Maria's eyes were round and large, like saucers, as she stared at the cake. Ann-Kristin's mouth started to water just from the smell. Never had the two girls seen such a wonderful cake. In fact, they had never even dreamed that such a cake could exist. Moreover, they both suddenly realized that they were ravenously hungry from spending hours outside gathering wildflowers.

"Would you each like a big piece?" said Fröken Christoferson, as she put the cake on the table.

At that moment, there was nothing that Maria wanted more, in the whole world, than a piece of that cake. She looked at Ann-Kristin, who looked back at her, and she could see that her friend felt the same way.

However, they both remembered the advice of Neighbor Sonya so, sadly, with great regret, Ann-Kristin said, "That is most kind of you, Fröken Christoferson, but we must be leaving now to go back home for supper."

"As much as we would like to, we should not eat funnel cake (whatever that is) right now," said Ann-Kristin, "as it would spoil our appetite for the wonderful surströmming that Maria's mother has made for us."

"Yes," agreed Maria. "I am sure your funnel cake (whatever that is) is simply lovely, but my mother's surströmming is so tasty, we really shouldn't ruin our appetite."

Both girls then waited, silently, to see what would happen. After a few moments, Fröken Christoferson sighed. "Well," she said, "if that is the case, I won't insist," and she put the cake back in the kitchen.

"We must go now," said Maria.

"Yes," said, Ann-Kristin, "It was good to meet you."

And the two girls left.


That evening, after Fröken Christoferson and Farmer Christoferson had finished their simple, but sturdy Swedish supper, Fröken Christoferson went to the kitchen and brought in a huge, wonderful cake. "Would you like some dessert now?" she said.

Farmer Christoferson took a deep breath, and his eyes lit up. "I should like nothing more than a big helping of funnel cake (whatever that is)," he said, cutting two large pieces, one for himself and one for his wife.

"By the way," said Fröken Christoferson, "I had the most lovely visit with two young girls from the neighborhood just one hour ago. They are Maria and Ann-Kristin, and they brought me some beautiful wildflowers."

"How nice of them," said Farmer Christoferson. "But I must say that, with two young girls having just visited, I am surprised there is any cake left at all. Did you not offer it to them?"

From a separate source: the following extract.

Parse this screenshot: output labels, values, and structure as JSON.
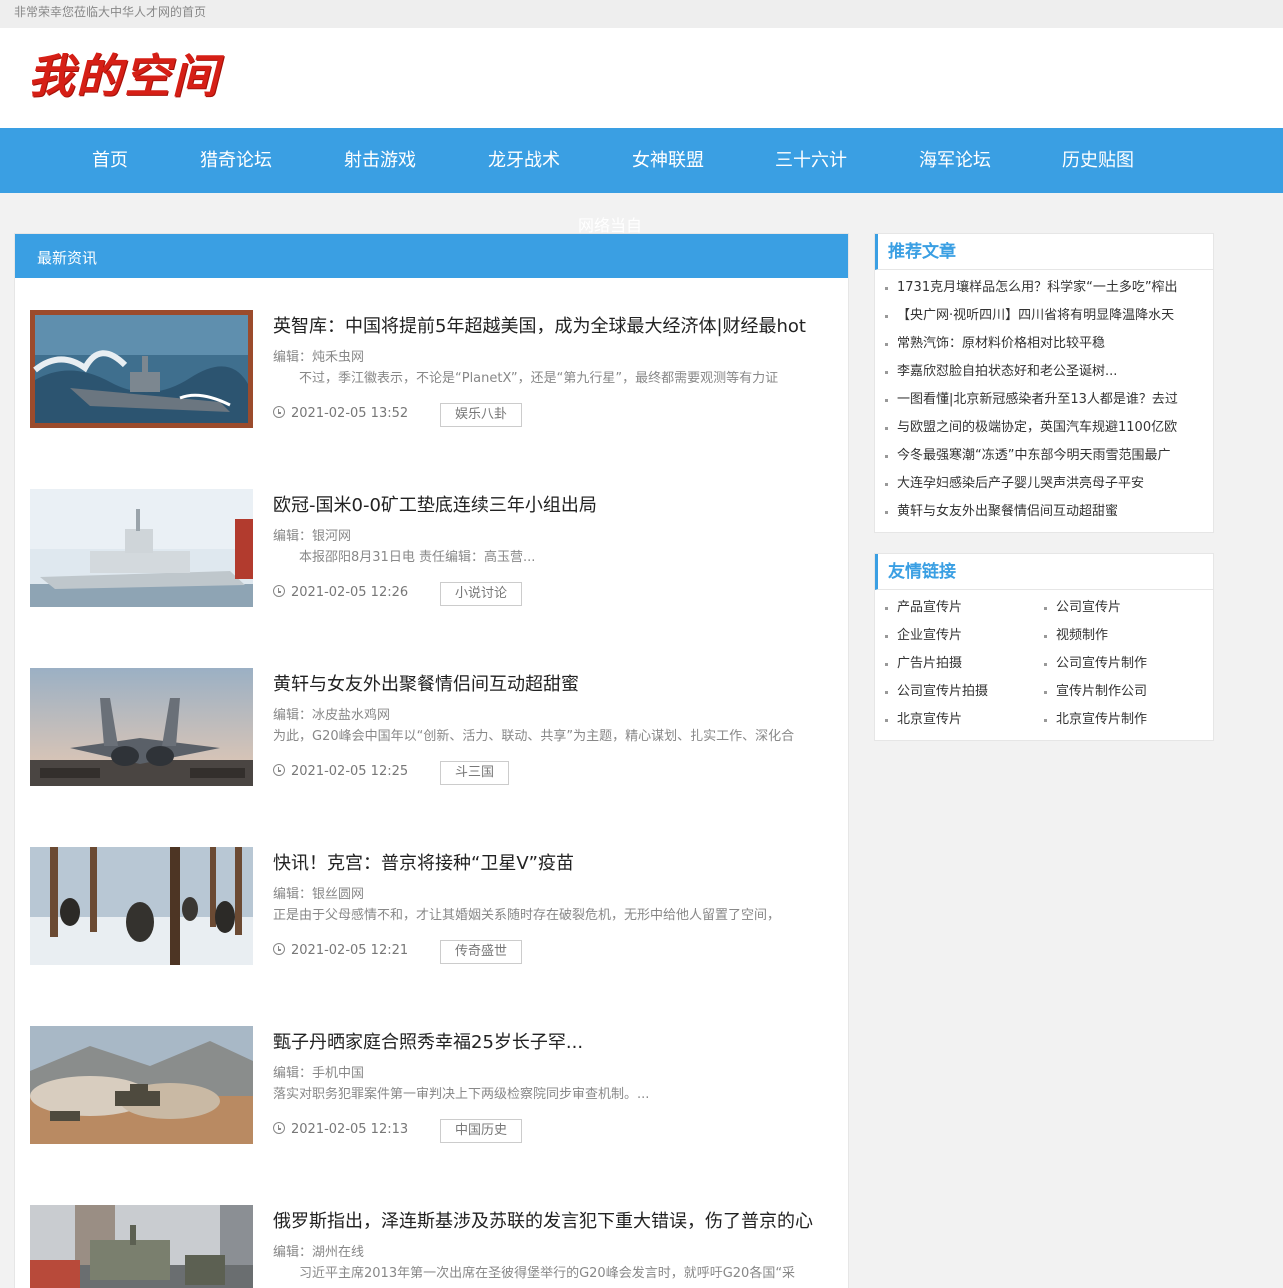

"Of course I did," said Fröken Christoferson. "However, earlier today, I ran into Neighbor Sonya, who told me about the two girls. Apparently, they are quite reserved and are not comfortable accepting food from other people until they know them well. Neighbor Sonya told me that if I offered them a piece of cake and they refused, I must not insist, as it would make them uncomfortable."

"It is a shame," continued Fröken Christoferson, "because I very much liked the two girls, and I was hoping they would enjoy the cake. In fact, I had heard they might be coming to visit, and I made it especially for them."

"Oh well," said Farmer Christoferson, with a big Swedish smile. "Behandla andra som du själv vill bli behandlad. It is a shame but, still, not so bad as all that. Now there is more dessert for me."

And he helped himself to another large piece of funnel cake (whatever that is).

The End

Stories by Harley Hahn